§ **Task directions**
Look through the records, and whenever a line includes the word "number", copy it.

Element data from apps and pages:
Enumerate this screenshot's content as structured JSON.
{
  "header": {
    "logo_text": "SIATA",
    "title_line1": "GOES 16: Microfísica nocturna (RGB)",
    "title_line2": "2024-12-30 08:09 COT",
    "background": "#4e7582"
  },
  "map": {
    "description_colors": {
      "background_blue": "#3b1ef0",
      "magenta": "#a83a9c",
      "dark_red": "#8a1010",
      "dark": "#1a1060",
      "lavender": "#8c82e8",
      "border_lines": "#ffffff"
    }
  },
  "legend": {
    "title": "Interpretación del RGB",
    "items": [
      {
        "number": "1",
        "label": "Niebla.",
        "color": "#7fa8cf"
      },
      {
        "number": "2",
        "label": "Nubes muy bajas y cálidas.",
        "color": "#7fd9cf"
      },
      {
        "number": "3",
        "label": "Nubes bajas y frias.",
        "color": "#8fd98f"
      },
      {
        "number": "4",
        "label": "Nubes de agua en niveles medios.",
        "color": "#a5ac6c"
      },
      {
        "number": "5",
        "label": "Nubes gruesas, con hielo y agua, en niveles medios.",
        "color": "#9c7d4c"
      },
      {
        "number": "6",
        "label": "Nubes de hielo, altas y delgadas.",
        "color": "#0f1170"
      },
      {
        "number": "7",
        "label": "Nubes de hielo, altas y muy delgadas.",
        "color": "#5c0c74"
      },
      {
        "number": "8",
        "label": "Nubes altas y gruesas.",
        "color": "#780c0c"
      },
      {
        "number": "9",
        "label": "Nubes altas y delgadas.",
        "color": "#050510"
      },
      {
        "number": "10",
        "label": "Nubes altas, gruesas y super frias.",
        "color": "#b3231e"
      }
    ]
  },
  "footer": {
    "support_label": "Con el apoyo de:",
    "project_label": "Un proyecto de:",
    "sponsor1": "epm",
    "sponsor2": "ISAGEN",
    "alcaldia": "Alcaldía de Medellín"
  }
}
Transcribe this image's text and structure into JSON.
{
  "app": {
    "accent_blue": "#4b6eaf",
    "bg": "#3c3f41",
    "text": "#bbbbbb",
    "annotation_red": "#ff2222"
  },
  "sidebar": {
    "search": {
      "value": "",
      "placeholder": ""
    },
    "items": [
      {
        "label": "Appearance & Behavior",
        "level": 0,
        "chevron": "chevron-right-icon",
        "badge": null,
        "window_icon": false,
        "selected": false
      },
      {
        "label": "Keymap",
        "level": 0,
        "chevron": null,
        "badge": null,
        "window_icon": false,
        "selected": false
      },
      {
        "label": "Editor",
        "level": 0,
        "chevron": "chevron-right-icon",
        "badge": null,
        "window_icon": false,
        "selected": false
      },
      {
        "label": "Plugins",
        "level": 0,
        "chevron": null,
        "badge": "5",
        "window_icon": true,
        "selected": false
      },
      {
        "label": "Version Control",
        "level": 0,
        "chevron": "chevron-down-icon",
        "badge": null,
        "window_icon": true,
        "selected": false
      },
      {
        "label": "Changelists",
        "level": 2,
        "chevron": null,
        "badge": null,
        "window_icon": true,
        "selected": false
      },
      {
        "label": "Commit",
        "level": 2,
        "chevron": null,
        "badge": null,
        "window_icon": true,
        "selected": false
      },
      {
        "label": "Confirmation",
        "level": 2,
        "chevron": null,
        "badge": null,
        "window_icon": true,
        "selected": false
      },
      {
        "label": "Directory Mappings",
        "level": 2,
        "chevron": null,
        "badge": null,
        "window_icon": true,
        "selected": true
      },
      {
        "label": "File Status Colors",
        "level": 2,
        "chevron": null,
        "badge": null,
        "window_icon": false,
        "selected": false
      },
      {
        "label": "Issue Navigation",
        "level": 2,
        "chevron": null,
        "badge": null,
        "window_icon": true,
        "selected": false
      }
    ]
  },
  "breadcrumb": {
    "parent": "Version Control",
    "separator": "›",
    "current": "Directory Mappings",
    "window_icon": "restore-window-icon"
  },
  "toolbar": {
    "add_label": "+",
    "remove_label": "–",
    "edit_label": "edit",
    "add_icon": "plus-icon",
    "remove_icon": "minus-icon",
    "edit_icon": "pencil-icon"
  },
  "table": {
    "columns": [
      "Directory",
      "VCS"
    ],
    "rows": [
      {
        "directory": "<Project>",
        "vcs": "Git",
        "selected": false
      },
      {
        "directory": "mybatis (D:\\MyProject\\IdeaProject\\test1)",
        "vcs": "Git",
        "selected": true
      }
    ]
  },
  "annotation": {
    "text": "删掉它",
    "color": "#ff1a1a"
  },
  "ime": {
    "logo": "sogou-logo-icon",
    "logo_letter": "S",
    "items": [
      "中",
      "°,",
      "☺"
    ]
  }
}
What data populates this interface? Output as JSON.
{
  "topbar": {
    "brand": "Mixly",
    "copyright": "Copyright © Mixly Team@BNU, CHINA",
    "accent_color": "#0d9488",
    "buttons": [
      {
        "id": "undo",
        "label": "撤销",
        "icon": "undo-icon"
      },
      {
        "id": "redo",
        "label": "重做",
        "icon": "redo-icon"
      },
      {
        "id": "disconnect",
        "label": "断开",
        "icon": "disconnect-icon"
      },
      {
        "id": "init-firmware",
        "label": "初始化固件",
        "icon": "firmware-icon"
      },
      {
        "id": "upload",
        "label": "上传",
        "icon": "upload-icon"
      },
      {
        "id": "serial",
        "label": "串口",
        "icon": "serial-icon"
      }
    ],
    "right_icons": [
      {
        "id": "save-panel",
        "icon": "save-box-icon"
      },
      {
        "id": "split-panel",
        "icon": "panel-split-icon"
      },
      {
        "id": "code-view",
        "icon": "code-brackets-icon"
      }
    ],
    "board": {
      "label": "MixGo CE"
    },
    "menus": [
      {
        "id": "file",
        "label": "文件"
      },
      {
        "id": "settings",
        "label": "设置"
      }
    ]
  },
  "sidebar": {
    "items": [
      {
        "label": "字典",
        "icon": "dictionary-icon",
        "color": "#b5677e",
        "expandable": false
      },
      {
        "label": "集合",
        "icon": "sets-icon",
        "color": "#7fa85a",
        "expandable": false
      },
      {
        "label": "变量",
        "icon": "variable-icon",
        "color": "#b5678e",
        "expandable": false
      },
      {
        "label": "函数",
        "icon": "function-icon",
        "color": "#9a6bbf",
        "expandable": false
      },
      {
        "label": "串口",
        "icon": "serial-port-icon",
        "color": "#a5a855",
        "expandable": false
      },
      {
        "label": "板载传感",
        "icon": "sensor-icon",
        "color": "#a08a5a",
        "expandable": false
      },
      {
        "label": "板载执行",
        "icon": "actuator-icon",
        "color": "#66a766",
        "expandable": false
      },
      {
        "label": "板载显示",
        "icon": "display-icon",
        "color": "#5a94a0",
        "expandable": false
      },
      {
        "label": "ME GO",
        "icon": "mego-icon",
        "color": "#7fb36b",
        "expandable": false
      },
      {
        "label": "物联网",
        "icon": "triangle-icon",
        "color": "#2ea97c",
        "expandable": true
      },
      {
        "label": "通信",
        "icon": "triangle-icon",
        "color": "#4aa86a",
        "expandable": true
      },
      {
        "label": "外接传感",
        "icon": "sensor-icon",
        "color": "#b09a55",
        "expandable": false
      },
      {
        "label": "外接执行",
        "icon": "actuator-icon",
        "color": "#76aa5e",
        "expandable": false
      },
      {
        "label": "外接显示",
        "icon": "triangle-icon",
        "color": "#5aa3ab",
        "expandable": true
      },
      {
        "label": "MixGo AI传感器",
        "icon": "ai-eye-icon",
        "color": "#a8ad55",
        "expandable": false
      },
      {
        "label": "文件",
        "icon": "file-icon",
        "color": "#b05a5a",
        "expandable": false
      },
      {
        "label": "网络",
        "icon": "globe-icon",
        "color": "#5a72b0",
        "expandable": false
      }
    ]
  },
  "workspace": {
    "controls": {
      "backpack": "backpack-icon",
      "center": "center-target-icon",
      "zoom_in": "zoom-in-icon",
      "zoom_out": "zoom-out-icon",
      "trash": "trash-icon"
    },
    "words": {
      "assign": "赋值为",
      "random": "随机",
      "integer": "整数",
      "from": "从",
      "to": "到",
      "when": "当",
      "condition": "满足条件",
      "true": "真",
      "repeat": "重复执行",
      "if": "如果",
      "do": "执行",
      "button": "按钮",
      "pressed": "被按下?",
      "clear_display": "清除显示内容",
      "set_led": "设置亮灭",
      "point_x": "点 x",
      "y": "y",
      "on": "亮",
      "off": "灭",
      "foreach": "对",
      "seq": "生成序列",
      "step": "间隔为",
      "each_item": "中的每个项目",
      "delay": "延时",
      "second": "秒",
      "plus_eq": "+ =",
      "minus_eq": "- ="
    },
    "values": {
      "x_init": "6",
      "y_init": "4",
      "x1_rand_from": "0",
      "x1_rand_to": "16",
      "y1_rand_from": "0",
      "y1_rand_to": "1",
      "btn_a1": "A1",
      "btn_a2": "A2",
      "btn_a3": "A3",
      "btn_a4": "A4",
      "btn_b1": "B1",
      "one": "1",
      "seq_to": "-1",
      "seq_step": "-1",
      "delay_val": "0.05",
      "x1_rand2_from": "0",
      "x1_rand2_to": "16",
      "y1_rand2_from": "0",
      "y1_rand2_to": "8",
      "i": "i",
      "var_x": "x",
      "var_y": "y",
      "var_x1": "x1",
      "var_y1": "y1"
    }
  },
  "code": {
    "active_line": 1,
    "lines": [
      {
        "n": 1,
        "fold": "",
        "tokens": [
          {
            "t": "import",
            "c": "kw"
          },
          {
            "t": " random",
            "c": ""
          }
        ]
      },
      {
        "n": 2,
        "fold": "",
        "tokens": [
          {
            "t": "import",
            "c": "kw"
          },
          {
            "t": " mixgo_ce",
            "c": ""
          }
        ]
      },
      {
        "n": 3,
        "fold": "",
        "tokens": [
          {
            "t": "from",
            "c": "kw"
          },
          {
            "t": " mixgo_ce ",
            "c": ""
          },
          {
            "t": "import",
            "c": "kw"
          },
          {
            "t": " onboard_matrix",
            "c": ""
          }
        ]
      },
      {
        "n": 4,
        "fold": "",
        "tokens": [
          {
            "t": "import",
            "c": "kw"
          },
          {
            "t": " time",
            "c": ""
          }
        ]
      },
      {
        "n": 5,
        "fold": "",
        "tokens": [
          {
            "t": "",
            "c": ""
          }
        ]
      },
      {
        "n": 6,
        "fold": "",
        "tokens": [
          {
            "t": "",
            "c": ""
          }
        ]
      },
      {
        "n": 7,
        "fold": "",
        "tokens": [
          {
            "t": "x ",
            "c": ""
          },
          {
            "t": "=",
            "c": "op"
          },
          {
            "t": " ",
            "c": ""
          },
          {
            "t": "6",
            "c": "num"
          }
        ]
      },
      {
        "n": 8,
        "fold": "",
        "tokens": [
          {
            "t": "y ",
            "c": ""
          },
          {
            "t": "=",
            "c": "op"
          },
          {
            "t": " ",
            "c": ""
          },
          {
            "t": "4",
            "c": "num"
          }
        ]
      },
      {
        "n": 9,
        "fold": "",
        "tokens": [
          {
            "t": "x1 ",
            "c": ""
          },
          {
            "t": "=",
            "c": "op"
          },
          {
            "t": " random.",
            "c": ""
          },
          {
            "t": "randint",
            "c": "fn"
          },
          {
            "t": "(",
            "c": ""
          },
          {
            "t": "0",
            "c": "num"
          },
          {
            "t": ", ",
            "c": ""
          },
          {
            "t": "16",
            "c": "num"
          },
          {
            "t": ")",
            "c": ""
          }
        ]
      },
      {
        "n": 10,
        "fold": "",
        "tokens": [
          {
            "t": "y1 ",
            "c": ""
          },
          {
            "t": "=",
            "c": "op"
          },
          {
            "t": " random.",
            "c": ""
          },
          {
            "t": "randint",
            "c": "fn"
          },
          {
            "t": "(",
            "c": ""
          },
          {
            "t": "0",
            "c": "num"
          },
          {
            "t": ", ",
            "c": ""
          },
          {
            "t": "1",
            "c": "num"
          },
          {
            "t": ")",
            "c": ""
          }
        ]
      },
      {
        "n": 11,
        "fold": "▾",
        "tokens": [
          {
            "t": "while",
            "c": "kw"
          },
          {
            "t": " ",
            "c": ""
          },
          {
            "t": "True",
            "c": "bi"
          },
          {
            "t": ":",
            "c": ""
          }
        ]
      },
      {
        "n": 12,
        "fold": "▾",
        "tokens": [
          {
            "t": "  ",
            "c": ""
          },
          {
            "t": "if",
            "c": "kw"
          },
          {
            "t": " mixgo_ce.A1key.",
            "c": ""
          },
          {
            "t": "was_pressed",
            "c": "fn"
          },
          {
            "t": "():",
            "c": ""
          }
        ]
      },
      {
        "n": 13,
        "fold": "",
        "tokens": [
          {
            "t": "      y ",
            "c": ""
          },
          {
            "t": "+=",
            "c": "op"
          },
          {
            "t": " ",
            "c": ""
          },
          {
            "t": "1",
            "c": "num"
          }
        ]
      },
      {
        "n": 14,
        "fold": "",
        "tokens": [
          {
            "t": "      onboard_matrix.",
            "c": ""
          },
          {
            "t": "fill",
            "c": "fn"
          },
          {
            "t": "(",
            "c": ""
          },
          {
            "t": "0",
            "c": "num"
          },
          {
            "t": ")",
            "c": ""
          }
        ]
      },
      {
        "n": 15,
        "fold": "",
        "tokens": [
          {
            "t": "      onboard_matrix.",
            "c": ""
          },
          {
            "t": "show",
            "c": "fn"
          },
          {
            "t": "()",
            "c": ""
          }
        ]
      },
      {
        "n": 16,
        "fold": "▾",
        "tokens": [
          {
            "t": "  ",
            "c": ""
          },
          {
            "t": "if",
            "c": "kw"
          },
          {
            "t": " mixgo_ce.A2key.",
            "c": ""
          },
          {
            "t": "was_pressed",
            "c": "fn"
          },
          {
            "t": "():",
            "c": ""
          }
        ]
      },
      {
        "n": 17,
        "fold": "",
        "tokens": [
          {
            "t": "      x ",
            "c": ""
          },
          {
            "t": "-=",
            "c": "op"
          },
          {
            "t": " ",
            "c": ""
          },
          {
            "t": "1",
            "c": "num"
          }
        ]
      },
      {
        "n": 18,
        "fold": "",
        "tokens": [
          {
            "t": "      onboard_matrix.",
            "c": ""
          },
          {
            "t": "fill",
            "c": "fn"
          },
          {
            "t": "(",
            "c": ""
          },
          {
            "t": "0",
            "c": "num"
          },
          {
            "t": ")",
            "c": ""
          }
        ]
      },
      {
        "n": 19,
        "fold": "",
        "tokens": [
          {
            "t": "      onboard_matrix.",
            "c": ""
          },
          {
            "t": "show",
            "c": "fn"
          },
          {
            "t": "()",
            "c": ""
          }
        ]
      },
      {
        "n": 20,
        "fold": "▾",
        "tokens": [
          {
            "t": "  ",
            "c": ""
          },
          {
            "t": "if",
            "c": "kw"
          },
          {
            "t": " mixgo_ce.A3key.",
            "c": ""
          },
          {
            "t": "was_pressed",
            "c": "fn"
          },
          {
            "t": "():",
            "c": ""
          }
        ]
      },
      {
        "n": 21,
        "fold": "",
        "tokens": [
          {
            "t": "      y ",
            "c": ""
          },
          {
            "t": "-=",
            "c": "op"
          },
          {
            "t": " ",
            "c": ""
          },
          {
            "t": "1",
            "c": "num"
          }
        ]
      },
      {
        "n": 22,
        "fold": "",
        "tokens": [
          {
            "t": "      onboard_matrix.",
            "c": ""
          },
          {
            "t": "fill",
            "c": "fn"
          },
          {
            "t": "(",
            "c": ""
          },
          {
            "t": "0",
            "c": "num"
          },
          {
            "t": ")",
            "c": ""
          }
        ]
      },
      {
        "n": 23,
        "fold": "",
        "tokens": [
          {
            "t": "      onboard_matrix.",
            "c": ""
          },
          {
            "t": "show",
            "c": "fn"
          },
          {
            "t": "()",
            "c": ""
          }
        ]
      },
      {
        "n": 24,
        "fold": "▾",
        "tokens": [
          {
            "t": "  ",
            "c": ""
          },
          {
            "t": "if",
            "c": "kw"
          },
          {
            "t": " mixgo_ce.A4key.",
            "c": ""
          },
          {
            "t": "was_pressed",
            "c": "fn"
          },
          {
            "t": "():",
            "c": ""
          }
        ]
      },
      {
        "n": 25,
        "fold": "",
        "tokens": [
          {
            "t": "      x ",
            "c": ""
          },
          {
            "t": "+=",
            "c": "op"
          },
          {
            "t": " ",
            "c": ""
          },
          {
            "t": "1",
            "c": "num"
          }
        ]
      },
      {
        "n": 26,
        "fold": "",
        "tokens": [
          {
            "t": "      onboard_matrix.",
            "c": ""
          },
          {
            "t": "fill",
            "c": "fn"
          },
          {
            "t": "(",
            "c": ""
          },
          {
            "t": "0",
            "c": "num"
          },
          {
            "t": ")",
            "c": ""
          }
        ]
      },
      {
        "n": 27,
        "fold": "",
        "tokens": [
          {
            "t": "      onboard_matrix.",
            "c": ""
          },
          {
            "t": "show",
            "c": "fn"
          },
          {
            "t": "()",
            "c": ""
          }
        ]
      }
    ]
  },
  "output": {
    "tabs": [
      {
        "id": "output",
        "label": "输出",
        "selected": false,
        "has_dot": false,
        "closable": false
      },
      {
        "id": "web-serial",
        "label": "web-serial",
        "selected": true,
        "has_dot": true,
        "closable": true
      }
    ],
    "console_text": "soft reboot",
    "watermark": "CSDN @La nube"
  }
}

§ **Result of the exercise**
        "number": "1",
        "number": "2",
        "number": "3",
        "number": "4",
        "number": "5",
        "number": "6",
        "number": "7",
        "number": "8",
        "number": "9",
        "number": "10",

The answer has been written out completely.